Dick Cheney popped into New York this week to raise money for Rep. Vito Fossella’s re-election campaign — and the vice president brought in enough cash to offset any damage he did to Fossella in the eyes of Brooklyn voters, experts said.
The widely unpopular veep endorsed Fossella (R–Bay Ridge) at an Upper East Side fete on April 21, but opponents were more than pleased that Fossella had called in a man described by his critics as a “Prince of Darkness” to fill the coffers.
“Who is Vito Fossella going to be beholden to if he is elected?” Democratic candidate Steve Harrison asked a crowd of protestors outside the 71st Street home of billionaire industrialist David Koch, who hosted the fundraiser. “It will be Dick Cheney.
“These are not people from whom you [should] accept campaign contributions — these are the people to whom you give campaign contributions back when you find out who they are,” added Harrison, who got 43 percent of the vote against the cash-rich Fossella in 2006.
Political experts say Fossella took only a small risk in appearing with Cheney — who has a disapproval rating of 71 percent, polls show — because he brings in the deep-pocket crowd.
Risk or not, organizers were careful to prevent any news photo op that might picture the two men together.
Experts say that’s the way such things are done.
“There is a hemispheric divide in politics between fundraising and campaigning for votes,” said political consultant Gerry O’Brien. “The people who are your target audience as voters are often not the same people who you solicit for funds.”
So shaking hands with Cheney won’t lose votes for the city’s lone GOP congressman in predominantly Republican Bay Ridge, O’Brien said.

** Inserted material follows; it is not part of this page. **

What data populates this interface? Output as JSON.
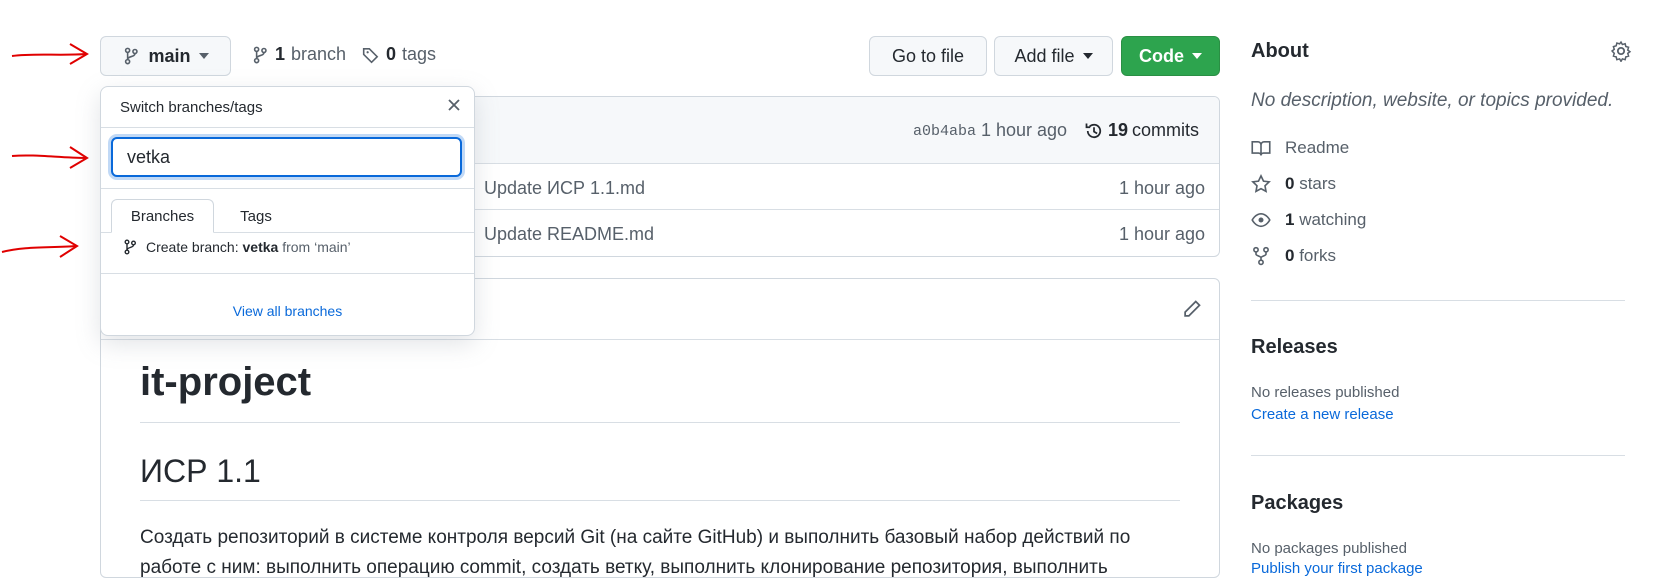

“The downside is negligible,” he added. “Anyone who foams at the mouth at the mention of Dick Cheney wasn’t going to vote for Vito in the first place.”

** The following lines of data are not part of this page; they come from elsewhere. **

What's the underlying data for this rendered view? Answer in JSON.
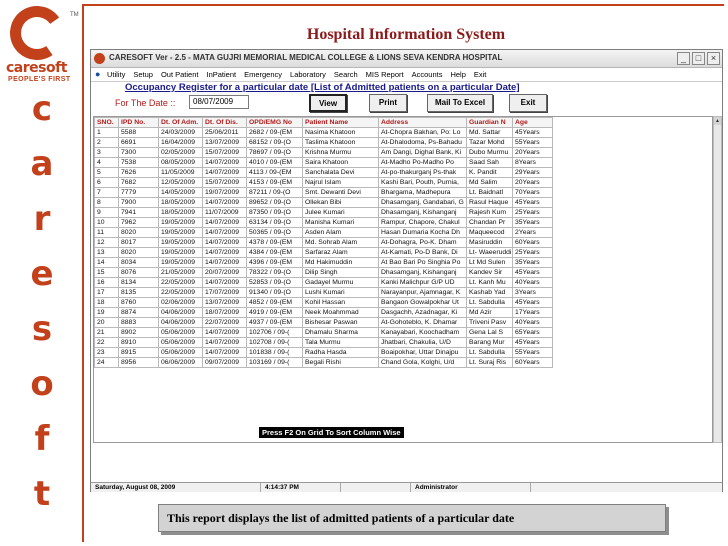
{
  "brand": {
    "logo_name": "caresoft",
    "tagline": "PEOPLE'S FIRST",
    "tm": "TM",
    "vertical_letters": [
      "c",
      "a",
      "r",
      "e",
      "s",
      "o",
      "f",
      "t"
    ],
    "accent": "#c2411b"
  },
  "slide": {
    "title": "Hospital Information System",
    "caption": "This report displays the list of admitted patients of a particular date"
  },
  "window": {
    "title": "CARESOFT  Ver - 2.5 - MATA GUJRI MEMORIAL MEDICAL COLLEGE & LIONS SEVA KENDRA HOSPITAL",
    "min": "_",
    "max": "□",
    "close": "×"
  },
  "menu": [
    "Utility",
    "Setup",
    "Out Patient",
    "InPatient",
    "Emergency",
    "Laboratory",
    "Search",
    "MIS Report",
    "Accounts",
    "Help",
    "Exit"
  ],
  "report": {
    "title": "Occupancy Register for a particular date [List of Admitted patients on a particular Date]",
    "date_label": "For The Date ::",
    "date_value": "08/07/2009",
    "buttons": {
      "view": "View",
      "print": "Print",
      "mail": "Mail To Excel",
      "exit": "Exit"
    }
  },
  "grid": {
    "headers": [
      "SNO.",
      "IPD No.",
      "Dt. Of Adm.",
      "Dt. Of Dis.",
      "OPD/EMG No",
      "Patient Name",
      "Address",
      "Guardian N",
      "Age"
    ],
    "rows": [
      [
        "1",
        "5588",
        "24/03/2009",
        "25/06/2011",
        "2682 / 09-(EM",
        "Nasima Khatoon",
        "At-Chopra Bakhan, Po: Lo",
        "Md. Sattar",
        "45Years"
      ],
      [
        "2",
        "6691",
        "16/04/2009",
        "13/07/2009",
        "68152 / 09-(O",
        "Taslima Khatoon",
        "At-Dhalodoma, Ps-Bahadu",
        "Tazar Mohd",
        "55Years"
      ],
      [
        "3",
        "7300",
        "02/05/2009",
        "15/07/2009",
        "78697 / 09-(O",
        "Krishna Murmu",
        "Am Dangi, Dighal Bank, Ki",
        "Dubo Murmu",
        "20Years"
      ],
      [
        "4",
        "7538",
        "08/05/2009",
        "14/07/2009",
        "4010 / 09-(EM",
        "Saira Khatoon",
        "At-Madho Po-Madho Po",
        "Saad Sah",
        "8Years"
      ],
      [
        "5",
        "7626",
        "11/05/2009",
        "14/07/2009",
        "4113 / 09-(EM",
        "Sanchalata Devi",
        "At-po-thakurganj Ps-thak",
        "K. Pandit",
        "29Years"
      ],
      [
        "6",
        "7682",
        "12/05/2009",
        "15/07/2009",
        "4153 / 09-(EM",
        "Najrul Islam",
        "Kashi Bari, Pouth, Purnia,",
        "Md Salim",
        "20Years"
      ],
      [
        "7",
        "7779",
        "14/05/2009",
        "19/07/2009",
        "87211 / 09-(O",
        "Smt. Dewanti Devi",
        "Bhargama, Madhepura",
        "Lt. Baidnatl",
        "70Years"
      ],
      [
        "8",
        "7900",
        "18/05/2009",
        "14/07/2009",
        "89652 / 09-(O",
        "Ollekan Bibi",
        "Dhasamganj, Gandabari, G",
        "Rasul Haque",
        "45Years"
      ],
      [
        "9",
        "7941",
        "18/05/2009",
        "11/07/2009",
        "87350 / 09-(O",
        "Julee Kumari",
        "Dhasamganj, Kishanganj",
        "Rajesh Kum",
        "25Years"
      ],
      [
        "10",
        "7962",
        "19/05/2009",
        "14/07/2009",
        "63134 / 09-(O",
        "Manisha Kumari",
        "Rampur, Chapore, Chakul",
        "Chandan Pr",
        "35Years"
      ],
      [
        "11",
        "8020",
        "19/05/2009",
        "14/07/2009",
        "50365 / 09-(O",
        "Asden Alam",
        "Hasan Dumaria Kocha Dh",
        "Maqueecod",
        "2Years"
      ],
      [
        "12",
        "8017",
        "19/05/2009",
        "14/07/2009",
        "4378 / 09-(EM",
        "Md. Sohrab Alam",
        "At-Dohagra, Po-K. Dham",
        "Masiruddin",
        "60Years"
      ],
      [
        "13",
        "8020",
        "19/05/2009",
        "14/07/2009",
        "4384 / 09-(EM",
        "Sarfaraz Alam",
        "At-Kamati, Po-D Bank, Di",
        "Lt- Waeeruddi",
        "25Years"
      ],
      [
        "14",
        "8034",
        "19/05/2009",
        "14/07/2009",
        "4396 / 09-(EM",
        "Md Hakimuddin",
        "At Bao Bari Po Singhia Po",
        "Lt Md Sulen",
        "35Years"
      ],
      [
        "15",
        "8076",
        "21/05/2009",
        "20/07/2009",
        "78322 / 09-(O",
        "Dilip Singh",
        "Dhasamganj, Kishanganj",
        "Kandev Sir",
        "45Years"
      ],
      [
        "16",
        "8134",
        "22/05/2009",
        "14/07/2009",
        "52853 / 09-(O",
        "Gadayel Murmu",
        "Kanki Malichpur G/P UD",
        "Lt. Kanh Mu",
        "40Years"
      ],
      [
        "17",
        "8135",
        "22/05/2009",
        "17/07/2009",
        "91340 / 09-(O",
        "Lushi Kumari",
        "Narayanpur, Ajamnagar, K",
        "Kashab Yad",
        "3Years"
      ],
      [
        "18",
        "8760",
        "02/06/2009",
        "13/07/2009",
        "4852 / 09-(EM",
        "Kohil Hassan",
        "Bangaon Gowalpokhar Ut",
        "Lt. Sabdulla",
        "45Years"
      ],
      [
        "19",
        "8874",
        "04/06/2009",
        "18/07/2009",
        "4919 / 09-(EM",
        "Neek Moahmmad",
        "Dasgachh, Azadnagar, Ki",
        "Md Azir",
        "17Years"
      ],
      [
        "20",
        "8883",
        "04/06/2009",
        "22/07/2009",
        "4937 / 09-(EM",
        "Bishesar Paswan",
        "At-Gohoteblo, K. Dhamar",
        "Triveni Pasv",
        "40Years"
      ],
      [
        "21",
        "8902",
        "05/06/2009",
        "14/07/2009",
        "102706 / 09-(",
        "Dhamalu Sharma",
        "Kanayabari, Koochadham",
        "Gena Lal S",
        "65Years"
      ],
      [
        "22",
        "8910",
        "05/06/2009",
        "14/07/2009",
        "102708 / 09-(",
        "Tala Murmu",
        "Jhatbari, Chakulia, U/D",
        "Barang Mur",
        "45Years"
      ],
      [
        "23",
        "8915",
        "05/06/2009",
        "14/07/2009",
        "101838 / 09-(",
        "Radha Hasda",
        "Boaipokhar, Uttar Dinajpu",
        "Lt. Sabdulla",
        "55Years"
      ],
      [
        "24",
        "8956",
        "06/06/2009",
        "09/07/2009",
        "103169 / 09-(",
        "Begali Rishi",
        "Chand Gola, Kolghi, U/d",
        "Lt. Suraj Ris",
        "60Years"
      ]
    ],
    "hint": "Press F2  On Grid To Sort  Column  Wise"
  },
  "status": {
    "date": "Saturday, August 08, 2009",
    "time": "4:14:37 PM",
    "user": "Administrator"
  }
}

But New York University professor Steven Brams said that Fossella’s opponents — namely Harrison and Councilman Domenic Recchia — can use Fossella’s canoodle with Cheney as a weapon.
“Endorsements don’t mean all that much,” Brams said. “But if the opposition takes it up, it could have a negative effect on his campaign.”

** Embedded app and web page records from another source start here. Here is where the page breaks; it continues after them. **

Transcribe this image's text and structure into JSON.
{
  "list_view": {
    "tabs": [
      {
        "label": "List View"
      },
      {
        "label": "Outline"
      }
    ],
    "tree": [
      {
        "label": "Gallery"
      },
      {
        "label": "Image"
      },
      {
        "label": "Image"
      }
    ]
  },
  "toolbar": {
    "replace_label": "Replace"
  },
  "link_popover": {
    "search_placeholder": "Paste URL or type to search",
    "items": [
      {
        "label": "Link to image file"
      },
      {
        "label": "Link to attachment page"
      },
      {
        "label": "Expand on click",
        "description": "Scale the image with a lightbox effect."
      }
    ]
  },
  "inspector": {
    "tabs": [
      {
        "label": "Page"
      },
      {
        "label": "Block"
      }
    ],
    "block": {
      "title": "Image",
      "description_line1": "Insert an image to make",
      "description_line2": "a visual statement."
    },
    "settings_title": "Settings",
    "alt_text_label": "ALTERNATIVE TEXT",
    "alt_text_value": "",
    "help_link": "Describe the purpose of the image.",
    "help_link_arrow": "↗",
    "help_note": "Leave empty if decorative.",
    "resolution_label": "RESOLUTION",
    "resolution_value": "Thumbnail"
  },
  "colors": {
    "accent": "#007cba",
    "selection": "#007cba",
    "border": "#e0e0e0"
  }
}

But Fossella’s camp isn’t concerned. “The event was very successful and will allow us to run an aggressive campaign highlighting Vito’s good work on behalf of the people of southwest Brooklyn,” said Fossella spokeswoman Georgea Kaye.